He also uses his private sector role for multidimensional leadership. Under Polman, Unilever, a company that employs 169,000 people and netted approximately $72.8 billion in 2016 sales, has set a goal to halve the environmental impact of the creation and use of its products by 2030. The company publishes the amount of CO2 it emits and the amount of disposal waste it produces from manufacturing. Polman tackles sustainable living head-on.
Polman thinks beyond the bottom line and acts with moral courage, leading in the private and public sectors. He will not solve global warming alone, but his efforts make a symbolic and substantive difference nevertheless.
A third example is the case of Ken Frazier. After a man drove through a crowd of counterprotesters responding to white nationalist rallies in Charlottesville, President Trump said, “There is blame on both sides.” Ken Frazier, CEO of Merck, a $40 billion company leading the pharmaceutical industry, disagreed.
Frazier resigned from the president’s American Manufacturing Council and said, “As CEO of Merck and as a matter of personal conscience, I feel a responsibility to take a stand against intolerance and extremism.”
As Harvard Business School professor Bill George has pointed out, Ken Frazier is driven by both business imperative and by moral leadership. And he’s consistent. Ron Klain, Obama’s “Ebola czar,” tweeted during the Ebola crisis that Frazier “put aside the bottom line to speed vaccine work.”
In a class on public policy, you often hear public and private actors discussed as discrete. Business leaders operate on market principles, seeking growth and profitability, while government and public leaders reflect the will of constituents, seeking to keep market forces in balance.
Stack, Polman, and Frazier illustrate a new paradigm. Stack is a successful retailer and a timely moral voice. Polman views himself as a business leader and as an environmental champion. Frazier acts as a pharmaceutical entrepreneur and as an advocate of justice. By viewing themselves as more than the one- or two-word term they use on the “occupation” line of a form, Stack, Polman, Frazier, and others fill the holes left by the traditional branches of government and the fourth estate.

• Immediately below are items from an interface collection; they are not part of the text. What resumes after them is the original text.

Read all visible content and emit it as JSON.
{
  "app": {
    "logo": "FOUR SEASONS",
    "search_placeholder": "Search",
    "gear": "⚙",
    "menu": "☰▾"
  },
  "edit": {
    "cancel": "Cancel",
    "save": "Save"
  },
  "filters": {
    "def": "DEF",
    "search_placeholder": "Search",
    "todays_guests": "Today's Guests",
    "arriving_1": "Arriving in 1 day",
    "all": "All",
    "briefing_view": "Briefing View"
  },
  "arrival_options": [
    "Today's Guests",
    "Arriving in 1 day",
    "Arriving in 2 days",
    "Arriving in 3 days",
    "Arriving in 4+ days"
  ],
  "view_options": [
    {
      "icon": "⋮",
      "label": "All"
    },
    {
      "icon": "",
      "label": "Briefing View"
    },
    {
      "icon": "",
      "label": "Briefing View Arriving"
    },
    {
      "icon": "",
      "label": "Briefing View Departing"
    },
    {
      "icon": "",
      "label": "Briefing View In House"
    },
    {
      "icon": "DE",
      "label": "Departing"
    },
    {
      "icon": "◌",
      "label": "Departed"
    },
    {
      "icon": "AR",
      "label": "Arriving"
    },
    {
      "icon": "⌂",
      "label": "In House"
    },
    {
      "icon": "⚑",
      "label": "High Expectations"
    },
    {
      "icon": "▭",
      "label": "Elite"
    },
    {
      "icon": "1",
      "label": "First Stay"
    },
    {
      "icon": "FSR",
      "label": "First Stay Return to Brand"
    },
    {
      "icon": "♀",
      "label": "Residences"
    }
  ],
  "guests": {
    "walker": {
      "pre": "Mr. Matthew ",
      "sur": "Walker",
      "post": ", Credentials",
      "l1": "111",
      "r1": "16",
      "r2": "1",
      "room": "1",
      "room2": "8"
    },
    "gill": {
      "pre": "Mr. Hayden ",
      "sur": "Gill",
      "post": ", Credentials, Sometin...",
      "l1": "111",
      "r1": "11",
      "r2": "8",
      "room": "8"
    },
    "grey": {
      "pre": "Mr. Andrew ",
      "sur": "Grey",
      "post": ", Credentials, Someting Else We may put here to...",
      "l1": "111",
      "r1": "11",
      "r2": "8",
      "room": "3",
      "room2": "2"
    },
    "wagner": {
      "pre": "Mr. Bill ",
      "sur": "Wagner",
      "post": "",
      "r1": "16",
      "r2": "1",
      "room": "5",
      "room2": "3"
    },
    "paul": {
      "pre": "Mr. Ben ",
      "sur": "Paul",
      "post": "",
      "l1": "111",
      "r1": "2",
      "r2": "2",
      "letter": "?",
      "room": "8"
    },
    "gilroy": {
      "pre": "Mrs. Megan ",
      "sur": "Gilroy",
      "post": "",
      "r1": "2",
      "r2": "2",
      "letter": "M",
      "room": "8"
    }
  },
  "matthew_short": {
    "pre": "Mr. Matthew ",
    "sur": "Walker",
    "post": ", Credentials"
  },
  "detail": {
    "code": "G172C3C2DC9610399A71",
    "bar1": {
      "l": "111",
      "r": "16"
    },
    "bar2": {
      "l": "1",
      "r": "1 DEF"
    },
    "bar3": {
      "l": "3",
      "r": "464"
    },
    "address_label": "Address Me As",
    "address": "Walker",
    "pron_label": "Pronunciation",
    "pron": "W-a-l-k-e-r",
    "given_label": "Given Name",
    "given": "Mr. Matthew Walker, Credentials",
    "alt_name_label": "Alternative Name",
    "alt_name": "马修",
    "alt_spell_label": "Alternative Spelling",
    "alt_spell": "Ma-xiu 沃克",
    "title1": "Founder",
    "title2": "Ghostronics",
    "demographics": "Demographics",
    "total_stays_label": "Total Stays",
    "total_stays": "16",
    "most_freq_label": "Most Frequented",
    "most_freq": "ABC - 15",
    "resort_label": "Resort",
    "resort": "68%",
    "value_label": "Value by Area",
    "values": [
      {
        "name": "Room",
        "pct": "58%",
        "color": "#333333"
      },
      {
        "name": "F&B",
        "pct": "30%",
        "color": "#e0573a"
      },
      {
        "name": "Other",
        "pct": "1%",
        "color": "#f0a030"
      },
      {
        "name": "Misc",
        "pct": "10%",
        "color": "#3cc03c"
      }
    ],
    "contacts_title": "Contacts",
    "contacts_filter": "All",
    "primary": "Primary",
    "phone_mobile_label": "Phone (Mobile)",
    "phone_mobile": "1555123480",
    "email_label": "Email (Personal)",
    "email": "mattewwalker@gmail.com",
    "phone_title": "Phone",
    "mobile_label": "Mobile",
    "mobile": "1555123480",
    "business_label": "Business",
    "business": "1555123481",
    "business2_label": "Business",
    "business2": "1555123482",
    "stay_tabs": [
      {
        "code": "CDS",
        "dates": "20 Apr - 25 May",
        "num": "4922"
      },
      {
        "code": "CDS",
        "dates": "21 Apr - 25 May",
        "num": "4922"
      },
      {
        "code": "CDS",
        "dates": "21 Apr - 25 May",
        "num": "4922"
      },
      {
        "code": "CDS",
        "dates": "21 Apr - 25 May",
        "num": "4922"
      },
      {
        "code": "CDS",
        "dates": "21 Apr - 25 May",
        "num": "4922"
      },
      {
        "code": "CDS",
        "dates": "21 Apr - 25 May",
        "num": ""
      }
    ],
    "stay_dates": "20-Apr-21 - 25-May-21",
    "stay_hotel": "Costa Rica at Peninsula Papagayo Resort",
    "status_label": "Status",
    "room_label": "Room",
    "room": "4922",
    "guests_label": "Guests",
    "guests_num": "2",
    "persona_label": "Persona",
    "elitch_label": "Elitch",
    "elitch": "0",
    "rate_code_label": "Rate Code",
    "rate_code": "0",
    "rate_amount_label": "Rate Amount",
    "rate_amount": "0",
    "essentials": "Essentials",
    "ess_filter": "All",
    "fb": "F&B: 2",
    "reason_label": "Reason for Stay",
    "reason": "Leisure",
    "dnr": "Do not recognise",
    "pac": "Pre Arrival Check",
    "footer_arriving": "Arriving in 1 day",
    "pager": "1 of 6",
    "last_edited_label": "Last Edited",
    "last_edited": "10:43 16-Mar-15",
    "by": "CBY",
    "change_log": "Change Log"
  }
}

Some may contend that this gives too much credit to business leaders. Social conscience is not the only explanation for CEO activism. Business leaders may genuinely believe in the cause, or they may act because the social action they advocate benefits their business or because they fear backlash from failing to do so. Likely, it is some combination of these three forces at play.
We will never entirely know what motivates these CEOs. That might be OK — no matter the underlying rationale, the model they present is still one worth emulating.
Sources of our nation’s worry will not go away tomorrow. But by following in the footsteps of CEOs who have embraced the power of “and” — by thinking of ourselves as students and activists, religious leaders and advocates, professors and influencers — we won’t need to wait on Congress or the president for leaders we trust.
Dana H. Born is co-director of the Center for Public Leadership and chair of the Senior Executive Fellows Program at the Kennedy School of Government at Harvard. Josh A. Goldstein is a graduate student in international relations at Oxford University.